Exotic pests and diseases are those not yet found in Victoria and if they do gain entry, will pose a significant threat to Victoria’s cropping industry, valued at over $1.8 billion (ABARES 2014-2015). Many will also prevent access to our important overseas markets. Preventing pests and diseases from gaining a foothold, and quickly identifying and eradicating localised outbreaks is critical to protecting Victoria’s grain industry.
Agriculture Victoria’s CropSafe program is a critical tool in identifying potential exotic pests and disease threats to Victoria’s grain industry. The CropSafe program is a collaboration with a number of major agribusiness companies from across Victoria, incorporating approximately 80 per cent of Victoria’s agronomists. CropSafe has a network of over 200 experienced agronomists continually looking for new pests and diseases. This means Victorian grain growers can be far more confident that their crops are free of exotic pests.
Top 5 exotic nasties
Khapra beetle – Trogoderma granarium
Khapra beetle can cause losses of up to 75 per cent from direct feeding. Infested grain also becomes contaminated with beetles, cast skins and hairs from larvae, which can be a health risk and are difficult to remove from grain storage structure and transport vessels.
Karnal bunt – Tilletia indica
Karnal bunt causes wheat grains to develop dark discoloration at the pedicel or ‘embryo’ end of the grain.

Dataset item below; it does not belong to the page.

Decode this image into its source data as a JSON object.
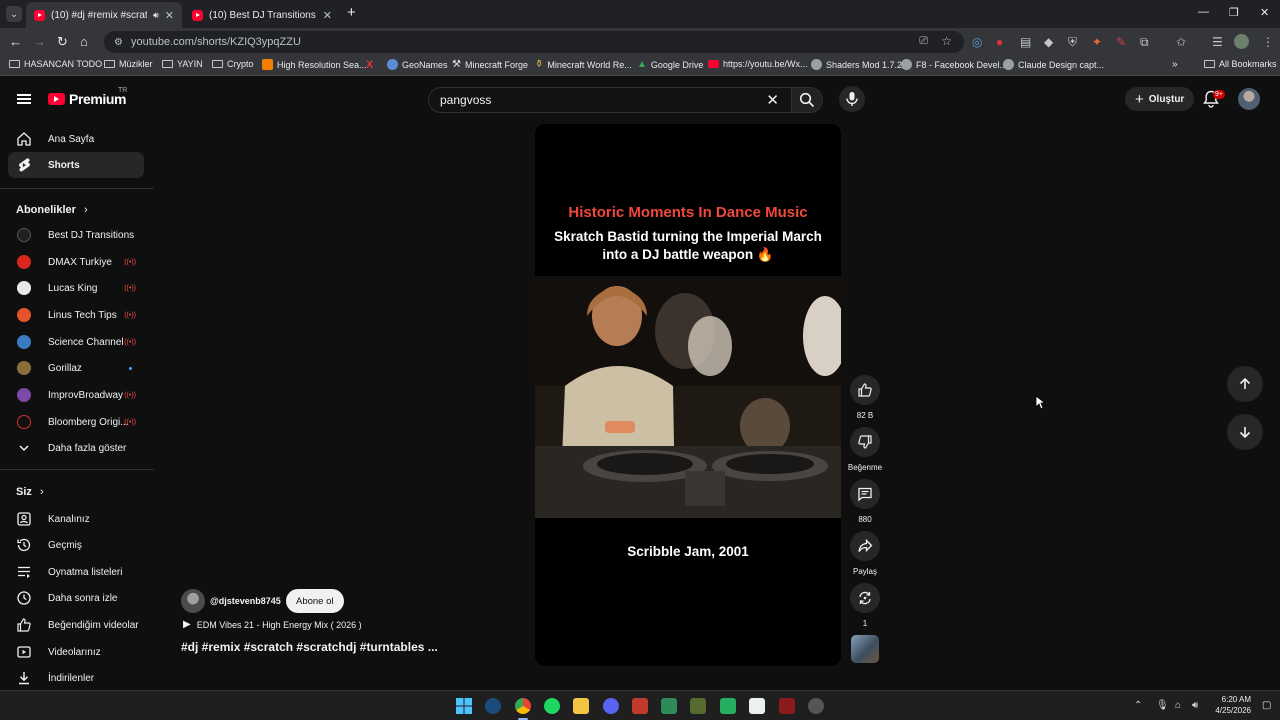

The discolouration progresses along the grain until it is entirely discoloured. The infection is difficult to detect on the plant. Infected grain has a distinct fishy smell, making it unacceptable for human consumption. Symptoms on the grain may be confused with black point, a physiological disorder common after wet conditions at harvest. Grain discolouration may also be caused by other fungi, so samples should be sent to a laboratory.
Wheat stem rust pathogen – Puccinia graminis f.sp. tritici, pathotype Ug99
Symptoms are the same as other wheat stem rust pathotypes, elliptical blisters on the stems and leaves running parallel to the long axis. These blisters break open after a couple of days to reveal a mass of rust-coloured spores.
Lupin anthracnose – Colletotrichum lupini (formerly known as Colletotrichum gloeosporioides)
Lupin seedlings can develop lesions on the hypocotyl or cotyledons. Stem lesions are very distinctive and are oval-shaped up to 2cm long and contain pink to orange spore masses. These cause the stem to collapse on one side and bend to produce a ‘shepherd’s crook’ symptom. Further rainfall will allow infection progress to infect pods and seeds. Symptoms are most noticeable during flowering. Lupin branches die back in mature plants, eventually causing their death.
Barley stem gall midge – Mayetiola hordei
Feeding damage on cereal plants from Mayetiola hordei can cause leaf discolouration, from a darker green to bluish-green or slowing of new growth in seedlings. Plants are often stunted, and tillers can become weakened, causing plants to lodge. The main identifying feature of Barley stem gall midge is the formation of pea-sized galls (swellings of the plant tissue) at the base of the host plant between the leaf sheath and stem.